[Opening Extracted data section]

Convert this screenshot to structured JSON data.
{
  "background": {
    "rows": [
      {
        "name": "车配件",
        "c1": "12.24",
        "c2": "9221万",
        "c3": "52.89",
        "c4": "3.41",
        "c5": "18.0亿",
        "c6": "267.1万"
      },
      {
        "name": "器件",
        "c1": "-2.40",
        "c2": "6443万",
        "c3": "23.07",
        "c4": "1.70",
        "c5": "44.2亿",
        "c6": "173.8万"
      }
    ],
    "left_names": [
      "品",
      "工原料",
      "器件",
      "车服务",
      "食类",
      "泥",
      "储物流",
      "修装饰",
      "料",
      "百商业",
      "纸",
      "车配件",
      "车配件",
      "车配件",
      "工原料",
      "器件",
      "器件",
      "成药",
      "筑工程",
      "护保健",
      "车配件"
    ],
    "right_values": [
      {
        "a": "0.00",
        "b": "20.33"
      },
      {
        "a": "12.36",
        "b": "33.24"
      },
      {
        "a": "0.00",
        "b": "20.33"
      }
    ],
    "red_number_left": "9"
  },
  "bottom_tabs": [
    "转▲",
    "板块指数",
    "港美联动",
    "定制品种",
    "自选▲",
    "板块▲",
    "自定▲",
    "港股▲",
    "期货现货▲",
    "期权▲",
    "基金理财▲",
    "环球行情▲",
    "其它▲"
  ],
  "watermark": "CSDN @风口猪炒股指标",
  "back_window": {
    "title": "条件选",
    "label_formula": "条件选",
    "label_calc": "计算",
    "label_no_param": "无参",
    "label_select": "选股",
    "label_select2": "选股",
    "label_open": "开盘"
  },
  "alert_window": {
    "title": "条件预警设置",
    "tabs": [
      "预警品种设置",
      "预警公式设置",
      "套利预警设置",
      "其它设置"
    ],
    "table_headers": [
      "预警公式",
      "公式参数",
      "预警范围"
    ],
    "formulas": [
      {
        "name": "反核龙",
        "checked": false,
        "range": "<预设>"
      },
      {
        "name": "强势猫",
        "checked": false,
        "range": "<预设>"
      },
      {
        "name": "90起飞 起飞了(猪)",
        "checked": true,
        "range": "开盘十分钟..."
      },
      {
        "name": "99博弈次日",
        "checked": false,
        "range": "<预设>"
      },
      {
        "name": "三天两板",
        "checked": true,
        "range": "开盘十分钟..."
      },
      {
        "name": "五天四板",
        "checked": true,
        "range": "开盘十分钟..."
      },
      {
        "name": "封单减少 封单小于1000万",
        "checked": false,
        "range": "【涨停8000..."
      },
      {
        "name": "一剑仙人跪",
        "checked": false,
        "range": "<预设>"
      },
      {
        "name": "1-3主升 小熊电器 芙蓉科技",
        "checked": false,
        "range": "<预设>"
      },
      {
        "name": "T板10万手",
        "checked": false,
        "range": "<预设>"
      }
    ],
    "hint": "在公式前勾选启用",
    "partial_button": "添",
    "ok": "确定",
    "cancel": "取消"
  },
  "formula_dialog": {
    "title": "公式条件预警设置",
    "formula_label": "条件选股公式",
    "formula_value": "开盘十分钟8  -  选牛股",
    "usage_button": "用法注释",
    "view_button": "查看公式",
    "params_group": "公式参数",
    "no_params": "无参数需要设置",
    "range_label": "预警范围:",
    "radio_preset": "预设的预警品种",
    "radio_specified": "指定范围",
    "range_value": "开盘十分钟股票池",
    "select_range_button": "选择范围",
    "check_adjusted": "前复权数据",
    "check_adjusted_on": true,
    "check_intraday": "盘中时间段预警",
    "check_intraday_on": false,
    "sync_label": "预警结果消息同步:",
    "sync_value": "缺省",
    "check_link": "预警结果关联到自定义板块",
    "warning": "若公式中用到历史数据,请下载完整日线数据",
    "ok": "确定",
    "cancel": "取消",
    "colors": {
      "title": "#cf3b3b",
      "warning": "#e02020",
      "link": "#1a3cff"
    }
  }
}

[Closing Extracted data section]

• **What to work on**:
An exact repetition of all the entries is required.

• **Solution for this problem**:
Convert this screenshot to structured JSON data.
{
  "background": {
    "rows": [
      {
        "name": "车配件",
        "c1": "12.24",
        "c2": "9221万",
        "c3": "52.89",
        "c4": "3.41",
        "c5": "18.0亿",
        "c6": "267.1万"
      },
      {
        "name": "器件",
        "c1": "-2.40",
        "c2": "6443万",
        "c3": "23.07",
        "c4": "1.70",
        "c5": "44.2亿",
        "c6": "173.8万"
      }
    ],
    "left_names": [
      "品",
      "工原料",
      "器件",
      "车服务",
      "食类",
      "泥",
      "储物流",
      "修装饰",
      "料",
      "百商业",
      "纸",
      "车配件",
      "车配件",
      "车配件",
      "工原料",
      "器件",
      "器件",
      "成药",
      "筑工程",
      "护保健",
      "车配件"
    ],
    "right_values": [
      {
        "a": "0.00",
        "b": "20.33"
      },
      {
        "a": "12.36",
        "b": "33.24"
      },
      {
        "a": "0.00",
        "b": "20.33"
      }
    ],
    "red_number_left": "9"
  },
  "bottom_tabs": [
    "转▲",
    "板块指数",
    "港美联动",
    "定制品种",
    "自选▲",
    "板块▲",
    "自定▲",
    "港股▲",
    "期货现货▲",
    "期权▲",
    "基金理财▲",
    "环球行情▲",
    "其它▲"
  ],
  "watermark": "CSDN @风口猪炒股指标",
  "back_window": {
    "title": "条件选",
    "label_formula": "条件选",
    "label_calc": "计算",
    "label_no_param": "无参",
    "label_select": "选股",
    "label_select2": "选股",
    "label_open": "开盘"
  },
  "alert_window": {
    "title": "条件预警设置",
    "tabs": [
      "预警品种设置",
      "预警公式设置",
      "套利预警设置",
      "其它设置"
    ],
    "table_headers": [
      "预警公式",
      "公式参数",
      "预警范围"
    ],
    "formulas": [
      {
        "name": "反核龙",
        "checked": false,
        "range": "<预设>"
      },
      {
        "name": "强势猫",
        "checked": false,
        "range": "<预设>"
      },
      {
        "name": "90起飞 起飞了(猪)",
        "checked": true,
        "range": "开盘十分钟..."
      },
      {
        "name": "99博弈次日",
        "checked": false,
        "range": "<预设>"
      },
      {
        "name": "三天两板",
        "checked": true,
        "range": "开盘十分钟..."
      },
      {
        "name": "五天四板",
        "checked": true,
        "range": "开盘十分钟..."
      },
      {
        "name": "封单减少 封单小于1000万",
        "checked": false,
        "range": "【涨停8000..."
      },
      {
        "name": "一剑仙人跪",
        "checked": false,
        "range": "<预设>"
      },
      {
        "name": "1-3主升 小熊电器 芙蓉科技",
        "checked": false,
        "range": "<预设>"
      },
      {
        "name": "T板10万手",
        "checked": false,
        "range": "<预设>"
      }
    ],
    "hint": "在公式前勾选启用",
    "partial_button": "添",
    "ok": "确定",
    "cancel": "取消"
  },
  "formula_dialog": {
    "title": "公式条件预警设置",
    "formula_label": "条件选股公式",
    "formula_value": "开盘十分钟8  -  选牛股",
    "usage_button": "用法注释",
    "view_button": "查看公式",
    "params_group": "公式参数",
    "no_params": "无参数需要设置",
    "range_label": "预警范围:",
    "radio_preset": "预设的预警品种",
    "radio_specified": "指定范围",
    "range_value": "开盘十分钟股票池",
    "select_range_button": "选择范围",
    "check_adjusted": "前复权数据",
    "check_adjusted_on": true,
    "check_intraday": "盘中时间段预警",
    "check_intraday_on": false,
    "sync_label": "预警结果消息同步:",
    "sync_value": "缺省",
    "check_link": "预警结果关联到自定义板块",
    "warning": "若公式中用到历史数据,请下载完整日线数据",
    "ok": "确定",
    "cancel": "取消",
    "colors": {
      "title": "#cf3b3b",
      "warning": "#e02020",
      "link": "#1a3cff"
    }
  }
}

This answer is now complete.